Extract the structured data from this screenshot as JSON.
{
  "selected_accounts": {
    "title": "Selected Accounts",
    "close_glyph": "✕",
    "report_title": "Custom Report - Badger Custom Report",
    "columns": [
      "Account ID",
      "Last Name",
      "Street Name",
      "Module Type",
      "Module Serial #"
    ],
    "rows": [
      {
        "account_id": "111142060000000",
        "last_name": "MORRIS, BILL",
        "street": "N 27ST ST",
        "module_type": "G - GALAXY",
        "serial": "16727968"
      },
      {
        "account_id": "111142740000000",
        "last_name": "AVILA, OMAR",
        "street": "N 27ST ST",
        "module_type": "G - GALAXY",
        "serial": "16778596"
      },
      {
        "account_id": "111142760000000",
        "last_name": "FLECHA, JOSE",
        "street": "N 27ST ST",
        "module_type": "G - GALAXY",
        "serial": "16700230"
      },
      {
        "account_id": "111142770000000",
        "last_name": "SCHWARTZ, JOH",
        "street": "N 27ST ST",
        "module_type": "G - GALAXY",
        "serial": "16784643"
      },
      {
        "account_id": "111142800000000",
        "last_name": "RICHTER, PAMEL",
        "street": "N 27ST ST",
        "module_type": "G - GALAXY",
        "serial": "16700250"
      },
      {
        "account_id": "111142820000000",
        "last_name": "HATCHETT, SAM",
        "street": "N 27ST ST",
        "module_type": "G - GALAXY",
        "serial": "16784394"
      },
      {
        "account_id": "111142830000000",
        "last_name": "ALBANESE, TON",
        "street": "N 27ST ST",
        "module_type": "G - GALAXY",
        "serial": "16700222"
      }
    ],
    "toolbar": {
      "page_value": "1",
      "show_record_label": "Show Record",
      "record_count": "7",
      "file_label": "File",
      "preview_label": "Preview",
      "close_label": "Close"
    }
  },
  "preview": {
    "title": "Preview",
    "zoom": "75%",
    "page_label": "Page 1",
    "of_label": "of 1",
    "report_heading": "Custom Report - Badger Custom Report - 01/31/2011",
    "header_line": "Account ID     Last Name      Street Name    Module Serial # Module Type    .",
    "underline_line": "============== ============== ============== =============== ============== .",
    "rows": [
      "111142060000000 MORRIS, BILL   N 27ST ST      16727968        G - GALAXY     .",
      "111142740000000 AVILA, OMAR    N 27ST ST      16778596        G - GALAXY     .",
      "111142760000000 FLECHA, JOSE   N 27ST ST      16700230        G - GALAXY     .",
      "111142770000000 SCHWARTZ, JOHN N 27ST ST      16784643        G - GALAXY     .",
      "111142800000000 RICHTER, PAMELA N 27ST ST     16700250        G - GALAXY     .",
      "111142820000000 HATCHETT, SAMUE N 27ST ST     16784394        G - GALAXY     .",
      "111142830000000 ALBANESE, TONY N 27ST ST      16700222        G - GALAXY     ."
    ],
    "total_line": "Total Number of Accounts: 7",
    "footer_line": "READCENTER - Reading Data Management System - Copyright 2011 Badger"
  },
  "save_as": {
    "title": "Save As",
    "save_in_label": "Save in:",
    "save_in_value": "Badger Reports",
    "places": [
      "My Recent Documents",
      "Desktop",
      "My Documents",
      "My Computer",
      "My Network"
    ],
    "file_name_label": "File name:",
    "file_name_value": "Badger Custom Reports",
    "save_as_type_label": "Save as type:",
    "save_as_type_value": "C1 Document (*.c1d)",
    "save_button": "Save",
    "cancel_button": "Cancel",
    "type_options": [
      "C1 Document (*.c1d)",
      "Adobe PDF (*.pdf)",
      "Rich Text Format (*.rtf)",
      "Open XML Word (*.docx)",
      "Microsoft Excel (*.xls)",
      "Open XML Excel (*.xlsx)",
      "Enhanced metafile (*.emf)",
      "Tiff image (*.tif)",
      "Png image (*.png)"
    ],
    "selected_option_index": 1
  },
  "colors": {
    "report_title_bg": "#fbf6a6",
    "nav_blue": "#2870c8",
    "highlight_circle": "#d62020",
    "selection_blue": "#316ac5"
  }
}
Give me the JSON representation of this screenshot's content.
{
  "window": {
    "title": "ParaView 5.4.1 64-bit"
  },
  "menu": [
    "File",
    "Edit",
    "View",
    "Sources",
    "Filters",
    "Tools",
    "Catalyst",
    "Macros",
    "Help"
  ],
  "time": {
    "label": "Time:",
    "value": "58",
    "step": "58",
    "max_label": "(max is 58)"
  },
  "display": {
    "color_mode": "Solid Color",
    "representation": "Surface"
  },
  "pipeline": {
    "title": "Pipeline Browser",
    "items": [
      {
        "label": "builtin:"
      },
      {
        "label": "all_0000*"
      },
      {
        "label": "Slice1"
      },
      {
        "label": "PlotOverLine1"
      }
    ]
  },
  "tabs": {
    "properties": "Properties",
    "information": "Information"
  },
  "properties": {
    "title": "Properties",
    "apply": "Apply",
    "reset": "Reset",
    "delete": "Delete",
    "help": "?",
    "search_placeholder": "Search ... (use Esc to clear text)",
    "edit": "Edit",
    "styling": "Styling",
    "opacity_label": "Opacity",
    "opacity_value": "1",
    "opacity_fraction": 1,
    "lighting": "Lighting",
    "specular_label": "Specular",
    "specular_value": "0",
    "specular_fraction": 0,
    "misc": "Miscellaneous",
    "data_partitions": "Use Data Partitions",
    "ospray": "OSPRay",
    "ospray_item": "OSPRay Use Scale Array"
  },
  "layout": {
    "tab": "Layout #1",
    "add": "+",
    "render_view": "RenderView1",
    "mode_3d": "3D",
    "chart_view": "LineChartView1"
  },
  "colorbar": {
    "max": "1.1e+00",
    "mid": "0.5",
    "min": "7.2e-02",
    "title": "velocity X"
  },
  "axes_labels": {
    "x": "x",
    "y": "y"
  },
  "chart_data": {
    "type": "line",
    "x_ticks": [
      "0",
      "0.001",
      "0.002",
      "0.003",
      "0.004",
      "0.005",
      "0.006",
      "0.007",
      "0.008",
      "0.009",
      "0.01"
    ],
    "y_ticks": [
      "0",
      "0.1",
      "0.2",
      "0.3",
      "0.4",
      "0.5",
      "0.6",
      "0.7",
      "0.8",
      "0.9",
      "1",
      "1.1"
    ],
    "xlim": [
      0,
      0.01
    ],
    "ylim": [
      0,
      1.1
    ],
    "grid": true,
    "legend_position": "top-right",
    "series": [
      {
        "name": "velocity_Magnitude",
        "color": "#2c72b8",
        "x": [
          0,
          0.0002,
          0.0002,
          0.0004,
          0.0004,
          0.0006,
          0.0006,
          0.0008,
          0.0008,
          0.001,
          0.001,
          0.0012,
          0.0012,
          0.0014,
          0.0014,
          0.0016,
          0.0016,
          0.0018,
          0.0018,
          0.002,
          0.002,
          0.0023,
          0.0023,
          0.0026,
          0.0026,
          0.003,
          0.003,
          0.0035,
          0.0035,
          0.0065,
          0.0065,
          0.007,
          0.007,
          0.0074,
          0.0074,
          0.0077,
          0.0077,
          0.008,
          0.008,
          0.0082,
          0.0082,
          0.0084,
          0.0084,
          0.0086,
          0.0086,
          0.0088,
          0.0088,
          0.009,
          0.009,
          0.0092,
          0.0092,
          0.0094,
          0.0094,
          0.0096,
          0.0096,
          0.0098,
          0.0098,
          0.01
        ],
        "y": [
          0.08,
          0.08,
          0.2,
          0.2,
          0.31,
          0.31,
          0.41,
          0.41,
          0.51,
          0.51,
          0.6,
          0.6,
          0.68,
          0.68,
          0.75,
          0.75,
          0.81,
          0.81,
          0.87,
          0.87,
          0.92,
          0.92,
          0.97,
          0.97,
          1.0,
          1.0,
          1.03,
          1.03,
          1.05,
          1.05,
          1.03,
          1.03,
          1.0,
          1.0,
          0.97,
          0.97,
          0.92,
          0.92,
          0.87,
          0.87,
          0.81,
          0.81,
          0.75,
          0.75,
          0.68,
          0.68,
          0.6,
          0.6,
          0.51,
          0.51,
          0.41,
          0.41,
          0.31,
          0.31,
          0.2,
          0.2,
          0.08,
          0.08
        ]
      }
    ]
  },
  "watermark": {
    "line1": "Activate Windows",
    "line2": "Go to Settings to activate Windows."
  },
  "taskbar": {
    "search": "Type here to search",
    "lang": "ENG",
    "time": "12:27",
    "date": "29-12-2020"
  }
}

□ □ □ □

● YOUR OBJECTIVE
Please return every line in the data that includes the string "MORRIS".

● THE COMPLETED TASK
        "last_name": "MORRIS, BILL",
      "111142060000000 MORRIS, BILL   N 27ST ST      16727968        G - GALAXY     .",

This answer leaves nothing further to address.